▶ [Task prompt]
The answer should contain all of the records below, each one copied word for word.

▶ [Data for this task]
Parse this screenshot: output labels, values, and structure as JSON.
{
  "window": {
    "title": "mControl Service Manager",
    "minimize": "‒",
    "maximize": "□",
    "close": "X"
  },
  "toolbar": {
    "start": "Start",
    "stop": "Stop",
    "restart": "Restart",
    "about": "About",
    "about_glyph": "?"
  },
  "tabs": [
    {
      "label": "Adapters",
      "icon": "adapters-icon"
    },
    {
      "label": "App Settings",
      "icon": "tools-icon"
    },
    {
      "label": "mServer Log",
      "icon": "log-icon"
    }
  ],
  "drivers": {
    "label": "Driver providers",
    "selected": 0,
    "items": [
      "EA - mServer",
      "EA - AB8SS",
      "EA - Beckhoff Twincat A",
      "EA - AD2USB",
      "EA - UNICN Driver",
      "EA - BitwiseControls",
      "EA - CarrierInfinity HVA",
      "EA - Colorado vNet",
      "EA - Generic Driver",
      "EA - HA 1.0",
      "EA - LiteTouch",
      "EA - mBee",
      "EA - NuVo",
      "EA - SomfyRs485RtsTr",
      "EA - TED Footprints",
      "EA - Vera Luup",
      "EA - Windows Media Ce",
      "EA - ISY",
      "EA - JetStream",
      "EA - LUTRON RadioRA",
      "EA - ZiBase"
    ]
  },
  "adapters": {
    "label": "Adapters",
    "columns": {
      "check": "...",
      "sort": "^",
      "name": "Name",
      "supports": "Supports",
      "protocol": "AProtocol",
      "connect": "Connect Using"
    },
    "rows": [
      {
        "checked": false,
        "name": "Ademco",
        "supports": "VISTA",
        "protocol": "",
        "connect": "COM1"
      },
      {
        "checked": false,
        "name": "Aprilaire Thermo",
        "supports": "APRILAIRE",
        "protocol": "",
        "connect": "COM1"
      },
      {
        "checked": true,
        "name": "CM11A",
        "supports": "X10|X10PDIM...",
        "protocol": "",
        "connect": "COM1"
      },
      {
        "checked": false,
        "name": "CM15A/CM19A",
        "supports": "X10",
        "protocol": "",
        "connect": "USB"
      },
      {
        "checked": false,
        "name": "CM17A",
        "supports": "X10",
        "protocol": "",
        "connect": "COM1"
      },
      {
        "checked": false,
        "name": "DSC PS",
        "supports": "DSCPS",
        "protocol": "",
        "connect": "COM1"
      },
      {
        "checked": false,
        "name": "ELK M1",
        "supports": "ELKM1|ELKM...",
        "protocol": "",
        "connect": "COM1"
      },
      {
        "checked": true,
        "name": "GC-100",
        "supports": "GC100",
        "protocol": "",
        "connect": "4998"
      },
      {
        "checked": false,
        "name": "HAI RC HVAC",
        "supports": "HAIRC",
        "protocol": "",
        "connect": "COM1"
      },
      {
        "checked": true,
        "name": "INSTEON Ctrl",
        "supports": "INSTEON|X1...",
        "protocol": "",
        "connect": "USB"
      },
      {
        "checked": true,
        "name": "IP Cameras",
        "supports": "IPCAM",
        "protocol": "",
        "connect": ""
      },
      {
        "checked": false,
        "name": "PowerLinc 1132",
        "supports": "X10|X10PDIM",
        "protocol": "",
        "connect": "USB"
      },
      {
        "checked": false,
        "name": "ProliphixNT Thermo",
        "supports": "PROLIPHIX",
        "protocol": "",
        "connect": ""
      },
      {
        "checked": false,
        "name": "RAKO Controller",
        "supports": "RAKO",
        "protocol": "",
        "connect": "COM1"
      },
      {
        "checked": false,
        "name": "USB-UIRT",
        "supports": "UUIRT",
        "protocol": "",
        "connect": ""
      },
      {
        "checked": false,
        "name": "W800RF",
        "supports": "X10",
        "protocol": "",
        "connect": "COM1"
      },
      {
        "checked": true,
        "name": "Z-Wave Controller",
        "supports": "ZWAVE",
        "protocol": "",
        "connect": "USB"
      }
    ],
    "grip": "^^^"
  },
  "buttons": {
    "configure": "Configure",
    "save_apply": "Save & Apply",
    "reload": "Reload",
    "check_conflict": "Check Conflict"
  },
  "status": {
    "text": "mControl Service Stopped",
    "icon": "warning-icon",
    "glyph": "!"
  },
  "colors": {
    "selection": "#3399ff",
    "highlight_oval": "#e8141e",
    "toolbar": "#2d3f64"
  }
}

▶ [Response]
Parse this screenshot: output labels, values, and structure as JSON.
{
  "window": {
    "title": "mControl Service Manager",
    "minimize": "‒",
    "maximize": "□",
    "close": "X"
  },
  "toolbar": {
    "start": "Start",
    "stop": "Stop",
    "restart": "Restart",
    "about": "About",
    "about_glyph": "?"
  },
  "tabs": [
    {
      "label": "Adapters",
      "icon": "adapters-icon"
    },
    {
      "label": "App Settings",
      "icon": "tools-icon"
    },
    {
      "label": "mServer Log",
      "icon": "log-icon"
    }
  ],
  "drivers": {
    "label": "Driver providers",
    "selected": 0,
    "items": [
      "EA - mServer",
      "EA - AB8SS",
      "EA - Beckhoff Twincat A",
      "EA - AD2USB",
      "EA - UNICN Driver",
      "EA - BitwiseControls",
      "EA - CarrierInfinity HVA",
      "EA - Colorado vNet",
      "EA - Generic Driver",
      "EA - HA 1.0",
      "EA - LiteTouch",
      "EA - mBee",
      "EA - NuVo",
      "EA - SomfyRs485RtsTr",
      "EA - TED Footprints",
      "EA - Vera Luup",
      "EA - Windows Media Ce",
      "EA - ISY",
      "EA - JetStream",
      "EA - LUTRON RadioRA",
      "EA - ZiBase"
    ]
  },
  "adapters": {
    "label": "Adapters",
    "columns": {
      "check": "...",
      "sort": "^",
      "name": "Name",
      "supports": "Supports",
      "protocol": "AProtocol",
      "connect": "Connect Using"
    },
    "rows": [
      {
        "checked": false,
        "name": "Ademco",
        "supports": "VISTA",
        "protocol": "",
        "connect": "COM1"
      },
      {
        "checked": false,
        "name": "Aprilaire Thermo",
        "supports": "APRILAIRE",
        "protocol": "",
        "connect": "COM1"
      },
      {
        "checked": true,
        "name": "CM11A",
        "supports": "X10|X10PDIM...",
        "protocol": "",
        "connect": "COM1"
      },
      {
        "checked": false,
        "name": "CM15A/CM19A",
        "supports": "X10",
        "protocol": "",
        "connect": "USB"
      },
      {
        "checked": false,
        "name": "CM17A",
        "supports": "X10",
        "protocol": "",
        "connect": "COM1"
      },
      {
        "checked": false,
        "name": "DSC PS",
        "supports": "DSCPS",
        "protocol": "",
        "connect": "COM1"
      },
      {
        "checked": false,
        "name": "ELK M1",
        "supports": "ELKM1|ELKM...",
        "protocol": "",
        "connect": "COM1"
      },
      {
        "checked": true,
        "name": "GC-100",
        "supports": "GC100",
        "protocol": "",
        "connect": "4998"
      },
      {
        "checked": false,
        "name": "HAI RC HVAC",
        "supports": "HAIRC",
        "protocol": "",
        "connect": "COM1"
      },
      {
        "checked": true,
        "name": "INSTEON Ctrl",
        "supports": "INSTEON|X1...",
        "protocol": "",
        "connect": "USB"
      },
      {
        "checked": true,
        "name": "IP Cameras",
        "supports": "IPCAM",
        "protocol": "",
        "connect": ""
      },
      {
        "checked": false,
        "name": "PowerLinc 1132",
        "supports": "X10|X10PDIM",
        "protocol": "",
        "connect": "USB"
      },
      {
        "checked": false,
        "name": "ProliphixNT Thermo",
        "supports": "PROLIPHIX",
        "protocol": "",
        "connect": ""
      },
      {
        "checked": false,
        "name": "RAKO Controller",
        "supports": "RAKO",
        "protocol": "",
        "connect": "COM1"
      },
      {
        "checked": false,
        "name": "USB-UIRT",
        "supports": "UUIRT",
        "protocol": "",
        "connect": ""
      },
      {
        "checked": false,
        "name": "W800RF",
        "supports": "X10",
        "protocol": "",
        "connect": "COM1"
      },
      {
        "checked": true,
        "name": "Z-Wave Controller",
        "supports": "ZWAVE",
        "protocol": "",
        "connect": "USB"
      }
    ],
    "grip": "^^^"
  },
  "buttons": {
    "configure": "Configure",
    "save_apply": "Save & Apply",
    "reload": "Reload",
    "check_conflict": "Check Conflict"
  },
  "status": {
    "text": "mControl Service Stopped",
    "icon": "warning-icon",
    "glyph": "!"
  },
  "colors": {
    "selection": "#3399ff",
    "highlight_oval": "#e8141e",
    "toolbar": "#2d3f64"
  }
}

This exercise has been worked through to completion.